Having the burning on our first full day set our aperture way open. I think that at future retreats, a similar secular "ritual" could benefit the group. However, I recognize how difficult something like this is to pull off! In a different environment we could have been WAY more cynical. When everyone went with it, I admit I was at first surprised. Later I was very proud of the whole group.

Kristen said...

Hey there - Thanks for being such an enthusiastic and inclusionary force at the retreat. I'll post more feedback over at the C2 reflections page, but just wanted to voice my thanks here first.

POW! (Paul Orselli Workshop, Inc.) said...

Hi Nina,

1)Smaller IS better (for all aspects of museums, IMHO.) The best conferences I've been involved with recently have been of the small/local/regional variety.

2)I offer a simple, economical, "green" fix for the stultifying nature of the BIG museum conferences --- do not offer computer projectors.

Andy Lloyd said...
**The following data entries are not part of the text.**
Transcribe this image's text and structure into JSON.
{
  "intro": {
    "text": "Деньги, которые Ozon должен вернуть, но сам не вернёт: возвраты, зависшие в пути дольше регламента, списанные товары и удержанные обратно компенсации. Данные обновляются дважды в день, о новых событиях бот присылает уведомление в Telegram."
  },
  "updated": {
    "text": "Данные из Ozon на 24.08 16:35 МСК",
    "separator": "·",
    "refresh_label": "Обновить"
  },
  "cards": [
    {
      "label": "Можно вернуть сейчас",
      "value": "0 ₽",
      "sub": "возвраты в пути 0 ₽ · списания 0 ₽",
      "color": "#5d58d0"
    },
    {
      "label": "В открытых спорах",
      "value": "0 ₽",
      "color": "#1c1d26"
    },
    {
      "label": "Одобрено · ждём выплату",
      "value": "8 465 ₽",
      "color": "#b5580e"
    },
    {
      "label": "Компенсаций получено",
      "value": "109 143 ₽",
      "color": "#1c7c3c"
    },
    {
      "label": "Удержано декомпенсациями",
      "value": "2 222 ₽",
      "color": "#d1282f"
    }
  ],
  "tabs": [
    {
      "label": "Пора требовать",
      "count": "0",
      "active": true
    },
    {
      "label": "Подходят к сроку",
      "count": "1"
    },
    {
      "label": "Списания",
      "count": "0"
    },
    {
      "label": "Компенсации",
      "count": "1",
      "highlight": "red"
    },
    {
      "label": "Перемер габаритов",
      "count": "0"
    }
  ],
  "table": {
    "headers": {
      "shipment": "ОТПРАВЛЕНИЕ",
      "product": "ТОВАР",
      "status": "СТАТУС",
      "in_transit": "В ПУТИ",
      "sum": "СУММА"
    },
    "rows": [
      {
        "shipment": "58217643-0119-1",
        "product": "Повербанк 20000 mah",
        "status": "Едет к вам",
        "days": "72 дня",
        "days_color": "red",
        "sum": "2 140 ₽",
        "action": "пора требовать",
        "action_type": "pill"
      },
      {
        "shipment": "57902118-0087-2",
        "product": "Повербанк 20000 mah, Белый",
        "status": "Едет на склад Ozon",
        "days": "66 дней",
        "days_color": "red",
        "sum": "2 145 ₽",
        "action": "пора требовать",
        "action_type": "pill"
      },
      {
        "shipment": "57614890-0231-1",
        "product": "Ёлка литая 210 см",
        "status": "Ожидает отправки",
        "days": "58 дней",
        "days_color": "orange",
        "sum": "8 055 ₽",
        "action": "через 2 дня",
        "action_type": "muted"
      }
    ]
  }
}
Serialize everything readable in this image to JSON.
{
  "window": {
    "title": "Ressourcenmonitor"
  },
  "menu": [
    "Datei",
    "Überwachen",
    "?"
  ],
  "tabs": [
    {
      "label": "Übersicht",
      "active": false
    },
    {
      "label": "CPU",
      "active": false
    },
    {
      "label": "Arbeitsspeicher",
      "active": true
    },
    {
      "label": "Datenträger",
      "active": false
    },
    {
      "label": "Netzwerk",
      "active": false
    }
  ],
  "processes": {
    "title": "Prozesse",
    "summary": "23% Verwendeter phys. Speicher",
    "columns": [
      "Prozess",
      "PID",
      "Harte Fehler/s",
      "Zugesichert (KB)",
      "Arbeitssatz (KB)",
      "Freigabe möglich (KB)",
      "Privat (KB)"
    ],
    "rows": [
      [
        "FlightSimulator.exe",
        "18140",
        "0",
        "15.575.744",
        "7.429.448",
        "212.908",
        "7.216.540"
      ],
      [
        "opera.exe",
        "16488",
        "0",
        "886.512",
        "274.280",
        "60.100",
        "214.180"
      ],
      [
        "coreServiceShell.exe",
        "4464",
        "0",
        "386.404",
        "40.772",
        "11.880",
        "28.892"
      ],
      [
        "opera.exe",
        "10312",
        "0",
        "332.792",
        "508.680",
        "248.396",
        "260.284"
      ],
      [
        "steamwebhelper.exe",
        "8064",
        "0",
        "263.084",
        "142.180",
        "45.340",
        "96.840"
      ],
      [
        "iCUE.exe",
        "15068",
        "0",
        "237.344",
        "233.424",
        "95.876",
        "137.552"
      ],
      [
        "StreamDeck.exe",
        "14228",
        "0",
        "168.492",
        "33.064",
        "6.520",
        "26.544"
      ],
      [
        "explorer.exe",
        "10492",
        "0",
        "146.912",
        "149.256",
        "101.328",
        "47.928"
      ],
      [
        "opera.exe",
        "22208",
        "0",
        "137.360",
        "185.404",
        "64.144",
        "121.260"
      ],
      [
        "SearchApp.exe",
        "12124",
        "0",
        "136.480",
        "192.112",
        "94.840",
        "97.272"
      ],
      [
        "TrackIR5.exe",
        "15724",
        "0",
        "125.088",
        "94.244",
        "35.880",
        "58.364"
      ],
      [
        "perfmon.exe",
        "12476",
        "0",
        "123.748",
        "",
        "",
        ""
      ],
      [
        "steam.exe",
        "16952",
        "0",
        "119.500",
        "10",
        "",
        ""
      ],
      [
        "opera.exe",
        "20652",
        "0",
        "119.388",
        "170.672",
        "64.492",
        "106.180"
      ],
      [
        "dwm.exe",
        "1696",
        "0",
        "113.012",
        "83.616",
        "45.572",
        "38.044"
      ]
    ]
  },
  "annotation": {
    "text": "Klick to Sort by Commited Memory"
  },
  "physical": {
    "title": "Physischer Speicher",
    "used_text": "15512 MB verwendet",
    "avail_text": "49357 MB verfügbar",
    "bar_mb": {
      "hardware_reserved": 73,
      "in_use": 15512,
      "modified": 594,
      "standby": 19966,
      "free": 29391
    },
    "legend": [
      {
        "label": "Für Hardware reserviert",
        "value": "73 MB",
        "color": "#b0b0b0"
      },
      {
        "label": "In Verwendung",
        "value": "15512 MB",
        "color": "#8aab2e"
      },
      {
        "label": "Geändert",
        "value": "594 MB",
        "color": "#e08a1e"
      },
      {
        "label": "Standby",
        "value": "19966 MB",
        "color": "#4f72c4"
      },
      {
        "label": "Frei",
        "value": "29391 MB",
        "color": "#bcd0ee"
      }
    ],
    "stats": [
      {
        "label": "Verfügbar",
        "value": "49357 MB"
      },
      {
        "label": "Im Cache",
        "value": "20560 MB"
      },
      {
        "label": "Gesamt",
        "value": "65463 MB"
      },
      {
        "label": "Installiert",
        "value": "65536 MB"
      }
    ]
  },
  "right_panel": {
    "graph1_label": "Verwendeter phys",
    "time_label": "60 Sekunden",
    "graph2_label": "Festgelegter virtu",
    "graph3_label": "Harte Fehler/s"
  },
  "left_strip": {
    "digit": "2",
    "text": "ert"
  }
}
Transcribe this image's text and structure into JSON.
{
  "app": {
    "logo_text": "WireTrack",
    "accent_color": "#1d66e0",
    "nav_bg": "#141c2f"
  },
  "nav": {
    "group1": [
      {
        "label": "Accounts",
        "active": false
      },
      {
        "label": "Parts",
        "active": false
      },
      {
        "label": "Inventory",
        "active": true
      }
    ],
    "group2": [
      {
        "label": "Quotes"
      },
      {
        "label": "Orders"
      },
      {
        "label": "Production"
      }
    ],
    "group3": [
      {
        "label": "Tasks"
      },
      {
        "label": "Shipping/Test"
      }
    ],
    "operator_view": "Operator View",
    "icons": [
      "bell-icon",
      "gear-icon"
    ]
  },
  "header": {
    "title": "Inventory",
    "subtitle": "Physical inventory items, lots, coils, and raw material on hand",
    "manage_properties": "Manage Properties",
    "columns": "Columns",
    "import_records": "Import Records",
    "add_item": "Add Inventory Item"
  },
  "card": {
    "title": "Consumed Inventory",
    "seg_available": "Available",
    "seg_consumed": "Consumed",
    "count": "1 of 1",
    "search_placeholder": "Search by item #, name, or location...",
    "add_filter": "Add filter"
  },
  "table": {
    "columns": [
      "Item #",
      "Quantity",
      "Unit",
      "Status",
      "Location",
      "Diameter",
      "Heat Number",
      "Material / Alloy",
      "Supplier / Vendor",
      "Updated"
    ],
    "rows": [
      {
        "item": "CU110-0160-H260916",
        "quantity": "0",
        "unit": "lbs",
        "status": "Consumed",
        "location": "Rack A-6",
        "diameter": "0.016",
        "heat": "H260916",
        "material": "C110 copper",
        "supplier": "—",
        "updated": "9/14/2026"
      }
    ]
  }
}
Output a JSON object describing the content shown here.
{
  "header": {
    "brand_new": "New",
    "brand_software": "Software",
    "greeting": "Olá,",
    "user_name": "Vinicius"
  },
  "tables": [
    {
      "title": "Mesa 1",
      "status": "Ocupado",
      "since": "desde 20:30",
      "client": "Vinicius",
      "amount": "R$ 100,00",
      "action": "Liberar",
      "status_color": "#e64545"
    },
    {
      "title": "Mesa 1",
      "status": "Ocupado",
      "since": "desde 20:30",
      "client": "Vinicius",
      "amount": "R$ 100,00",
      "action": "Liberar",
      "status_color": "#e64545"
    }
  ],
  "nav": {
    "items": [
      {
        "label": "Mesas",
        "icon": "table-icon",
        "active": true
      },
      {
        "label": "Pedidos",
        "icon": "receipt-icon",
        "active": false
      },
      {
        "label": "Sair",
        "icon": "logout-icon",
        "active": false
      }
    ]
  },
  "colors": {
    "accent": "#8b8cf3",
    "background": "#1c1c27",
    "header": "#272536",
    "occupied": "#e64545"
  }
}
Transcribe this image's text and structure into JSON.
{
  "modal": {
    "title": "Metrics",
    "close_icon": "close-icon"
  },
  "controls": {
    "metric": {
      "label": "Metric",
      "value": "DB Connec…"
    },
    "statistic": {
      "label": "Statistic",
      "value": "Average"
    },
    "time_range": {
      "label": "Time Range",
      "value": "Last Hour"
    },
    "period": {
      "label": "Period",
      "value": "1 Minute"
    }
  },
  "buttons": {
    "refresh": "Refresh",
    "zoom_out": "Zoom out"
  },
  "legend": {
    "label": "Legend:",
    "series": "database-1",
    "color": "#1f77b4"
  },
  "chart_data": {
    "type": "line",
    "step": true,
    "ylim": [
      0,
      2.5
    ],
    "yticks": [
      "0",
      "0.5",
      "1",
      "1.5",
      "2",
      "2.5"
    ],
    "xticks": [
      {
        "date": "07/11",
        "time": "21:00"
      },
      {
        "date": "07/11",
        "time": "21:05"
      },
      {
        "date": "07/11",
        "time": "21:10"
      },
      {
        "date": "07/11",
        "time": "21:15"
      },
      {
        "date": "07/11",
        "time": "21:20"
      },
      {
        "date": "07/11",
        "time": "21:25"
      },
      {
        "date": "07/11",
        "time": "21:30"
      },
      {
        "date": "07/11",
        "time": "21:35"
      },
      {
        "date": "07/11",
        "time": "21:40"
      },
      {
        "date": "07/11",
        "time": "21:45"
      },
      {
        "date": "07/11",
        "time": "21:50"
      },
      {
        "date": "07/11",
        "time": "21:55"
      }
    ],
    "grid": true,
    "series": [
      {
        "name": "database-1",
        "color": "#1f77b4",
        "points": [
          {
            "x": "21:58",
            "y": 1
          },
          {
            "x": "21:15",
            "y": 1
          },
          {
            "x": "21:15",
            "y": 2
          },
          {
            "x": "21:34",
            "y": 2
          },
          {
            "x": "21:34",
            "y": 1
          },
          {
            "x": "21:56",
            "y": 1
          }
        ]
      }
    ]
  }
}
Nina (and others)
In the UK we are lucky enough to have the annunal BIG Event (from the British Interactive Group) which has a lot in common with this. We used to have more of a "summer camp" experience when we were at a rural science centre, but we're all getting excited about holding our Best Demo competition in Faraday's lecture theatre at the Royal Institution this year. Check out, and we'll be tweeting en masse in July!